* _Aim of the exercise_:
Copy the result of filtering the entries below for lines that include the string "selected".

* _Exercise data_:
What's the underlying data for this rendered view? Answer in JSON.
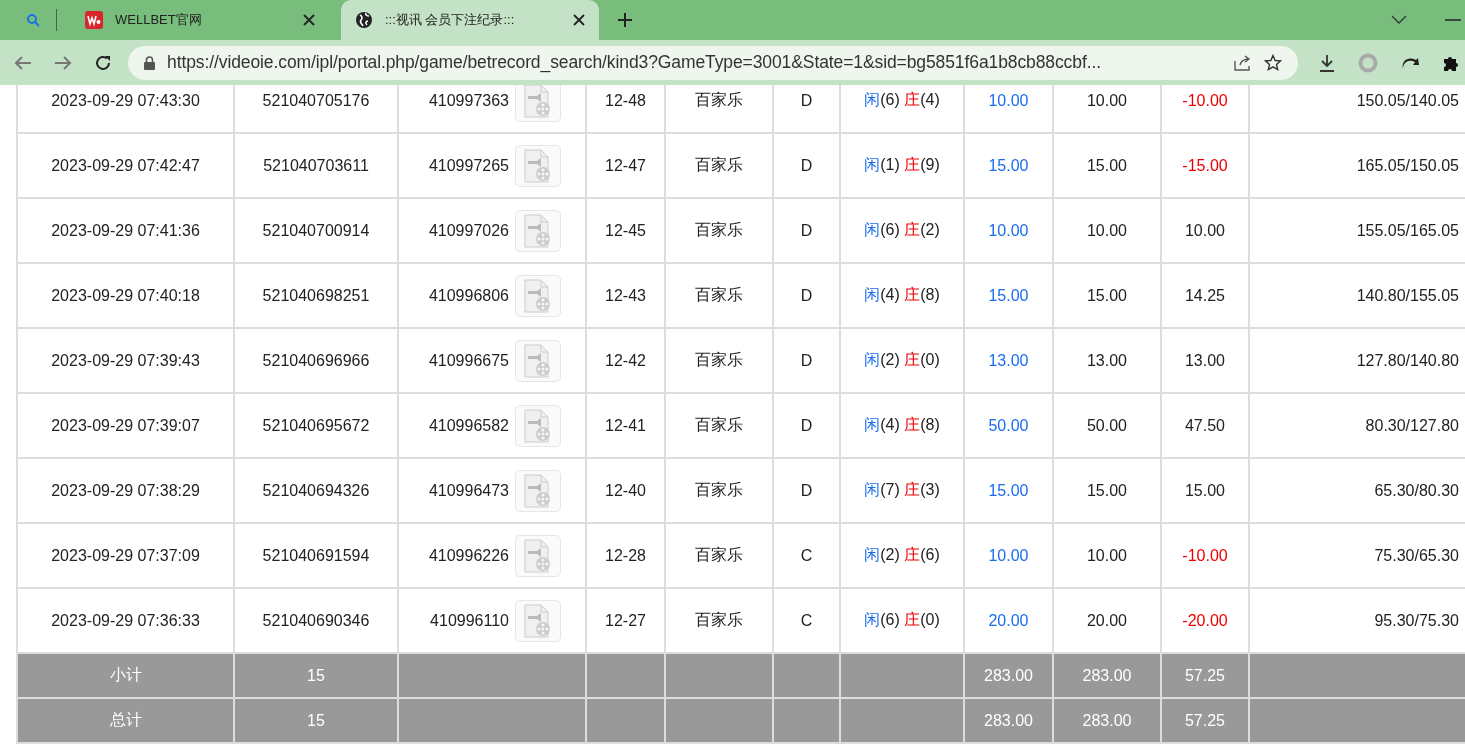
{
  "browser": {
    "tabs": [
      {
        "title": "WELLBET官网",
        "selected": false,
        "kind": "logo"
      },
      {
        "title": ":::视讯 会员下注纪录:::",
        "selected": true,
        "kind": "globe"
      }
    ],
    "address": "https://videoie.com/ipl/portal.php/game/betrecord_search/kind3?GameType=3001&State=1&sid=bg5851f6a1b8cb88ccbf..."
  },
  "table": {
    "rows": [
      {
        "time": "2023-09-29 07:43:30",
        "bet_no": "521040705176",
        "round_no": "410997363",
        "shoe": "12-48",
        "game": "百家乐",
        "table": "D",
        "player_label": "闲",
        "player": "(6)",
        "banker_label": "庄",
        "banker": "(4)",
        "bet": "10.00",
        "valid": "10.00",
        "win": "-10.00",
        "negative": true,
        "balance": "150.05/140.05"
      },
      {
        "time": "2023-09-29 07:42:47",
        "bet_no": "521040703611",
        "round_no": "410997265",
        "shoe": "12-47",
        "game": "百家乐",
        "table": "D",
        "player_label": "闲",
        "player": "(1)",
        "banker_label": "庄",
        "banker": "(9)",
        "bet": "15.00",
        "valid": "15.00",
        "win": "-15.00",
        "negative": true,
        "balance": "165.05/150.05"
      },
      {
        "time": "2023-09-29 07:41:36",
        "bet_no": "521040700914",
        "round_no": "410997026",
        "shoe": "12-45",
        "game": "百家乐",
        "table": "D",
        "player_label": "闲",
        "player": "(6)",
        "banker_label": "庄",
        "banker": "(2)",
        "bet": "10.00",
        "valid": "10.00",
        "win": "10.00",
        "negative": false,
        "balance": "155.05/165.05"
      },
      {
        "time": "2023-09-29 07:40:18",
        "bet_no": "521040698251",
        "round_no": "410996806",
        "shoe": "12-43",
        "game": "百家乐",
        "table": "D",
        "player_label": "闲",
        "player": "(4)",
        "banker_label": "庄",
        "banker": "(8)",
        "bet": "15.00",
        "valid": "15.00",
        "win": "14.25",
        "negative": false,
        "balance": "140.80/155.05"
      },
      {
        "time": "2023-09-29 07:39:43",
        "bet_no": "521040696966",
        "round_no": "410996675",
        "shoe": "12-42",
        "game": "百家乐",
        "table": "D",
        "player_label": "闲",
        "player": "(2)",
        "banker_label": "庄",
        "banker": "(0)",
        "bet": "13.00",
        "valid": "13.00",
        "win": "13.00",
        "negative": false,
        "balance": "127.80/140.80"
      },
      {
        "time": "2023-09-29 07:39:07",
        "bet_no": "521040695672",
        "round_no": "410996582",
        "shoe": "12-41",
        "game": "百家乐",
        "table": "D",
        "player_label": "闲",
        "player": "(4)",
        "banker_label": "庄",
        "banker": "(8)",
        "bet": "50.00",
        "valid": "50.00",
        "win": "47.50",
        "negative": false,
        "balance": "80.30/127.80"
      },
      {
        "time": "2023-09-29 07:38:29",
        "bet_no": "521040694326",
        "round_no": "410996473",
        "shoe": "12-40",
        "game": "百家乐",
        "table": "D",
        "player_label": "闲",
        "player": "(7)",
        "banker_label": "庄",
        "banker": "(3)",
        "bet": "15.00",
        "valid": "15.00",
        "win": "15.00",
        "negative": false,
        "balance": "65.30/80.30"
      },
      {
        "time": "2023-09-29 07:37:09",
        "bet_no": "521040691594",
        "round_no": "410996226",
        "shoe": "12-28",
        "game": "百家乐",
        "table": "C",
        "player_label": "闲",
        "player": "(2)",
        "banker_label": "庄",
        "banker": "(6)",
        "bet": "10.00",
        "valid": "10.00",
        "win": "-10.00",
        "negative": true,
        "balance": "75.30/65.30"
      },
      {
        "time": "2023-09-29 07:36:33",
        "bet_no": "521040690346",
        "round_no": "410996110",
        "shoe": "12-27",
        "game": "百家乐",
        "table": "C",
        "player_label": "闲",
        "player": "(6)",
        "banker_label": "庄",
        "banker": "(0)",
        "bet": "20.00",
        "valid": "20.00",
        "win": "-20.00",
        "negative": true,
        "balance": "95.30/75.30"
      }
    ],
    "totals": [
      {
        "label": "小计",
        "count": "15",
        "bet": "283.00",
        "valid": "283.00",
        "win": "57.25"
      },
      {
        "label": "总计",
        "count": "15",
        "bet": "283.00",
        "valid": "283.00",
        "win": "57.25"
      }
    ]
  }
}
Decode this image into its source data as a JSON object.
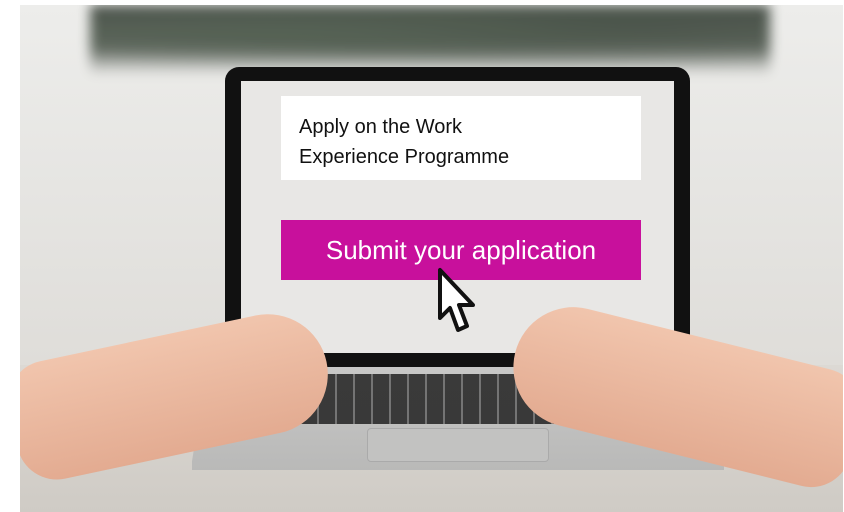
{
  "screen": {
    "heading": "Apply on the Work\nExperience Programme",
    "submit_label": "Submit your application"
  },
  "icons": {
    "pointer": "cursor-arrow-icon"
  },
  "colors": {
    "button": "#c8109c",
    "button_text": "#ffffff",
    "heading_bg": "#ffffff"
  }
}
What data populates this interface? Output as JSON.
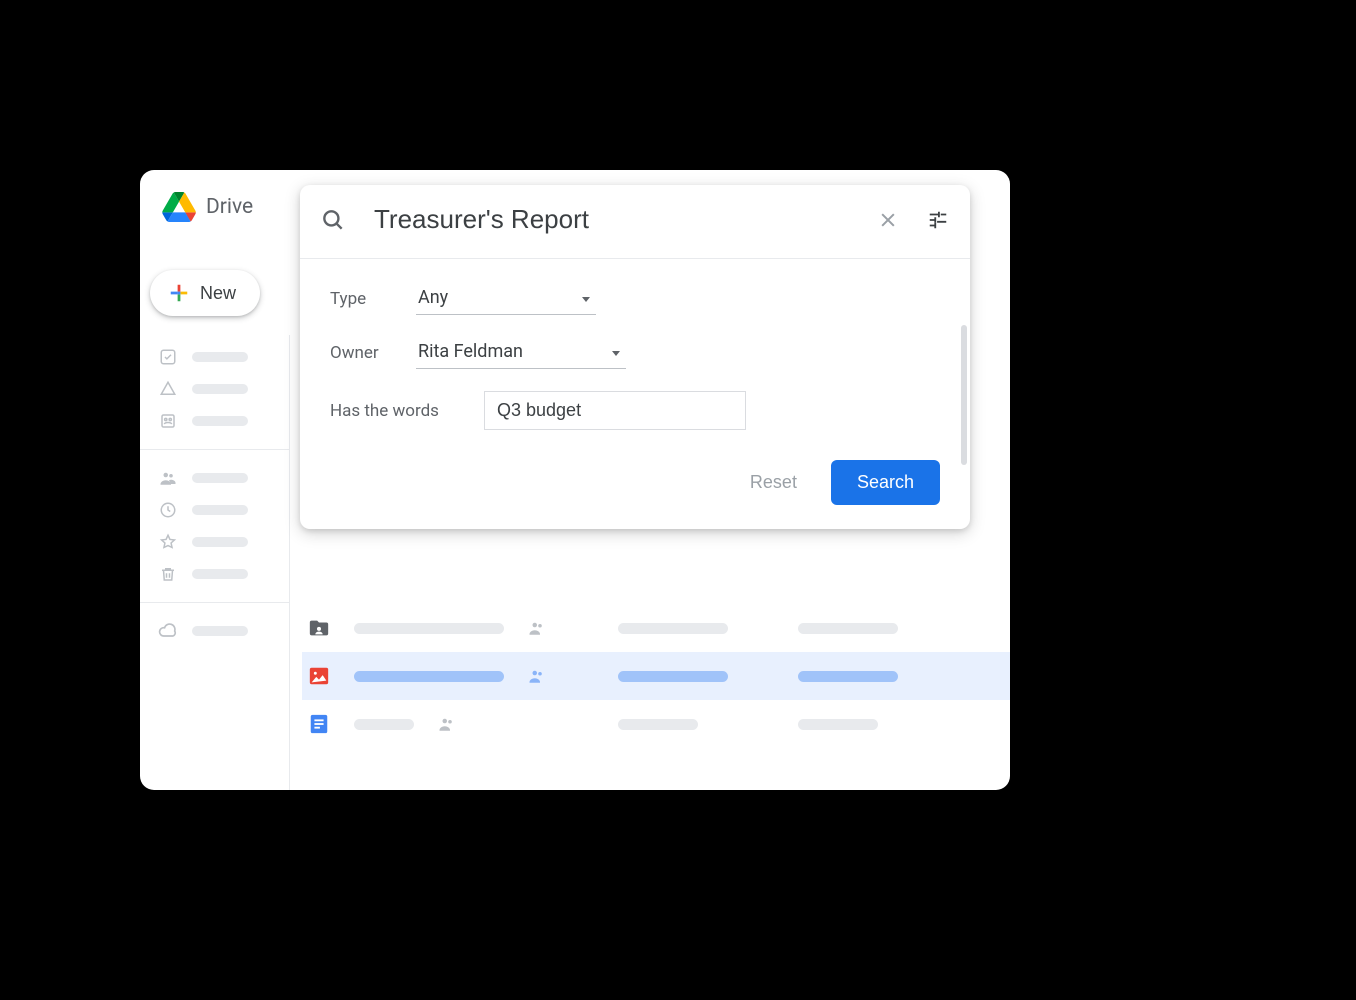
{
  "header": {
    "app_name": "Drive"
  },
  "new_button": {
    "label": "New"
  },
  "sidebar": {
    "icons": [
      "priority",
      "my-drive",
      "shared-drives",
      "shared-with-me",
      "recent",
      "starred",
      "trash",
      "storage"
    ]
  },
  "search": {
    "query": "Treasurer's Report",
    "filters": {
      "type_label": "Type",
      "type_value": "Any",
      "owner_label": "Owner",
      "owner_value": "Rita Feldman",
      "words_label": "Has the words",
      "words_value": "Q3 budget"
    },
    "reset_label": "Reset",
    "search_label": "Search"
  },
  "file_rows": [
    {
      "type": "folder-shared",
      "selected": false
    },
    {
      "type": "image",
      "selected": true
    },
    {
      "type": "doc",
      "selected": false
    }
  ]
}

* _Answer box_:
        "selected": false,
        "selected": true,
      "selected": false
      "selected": true
      "selected": false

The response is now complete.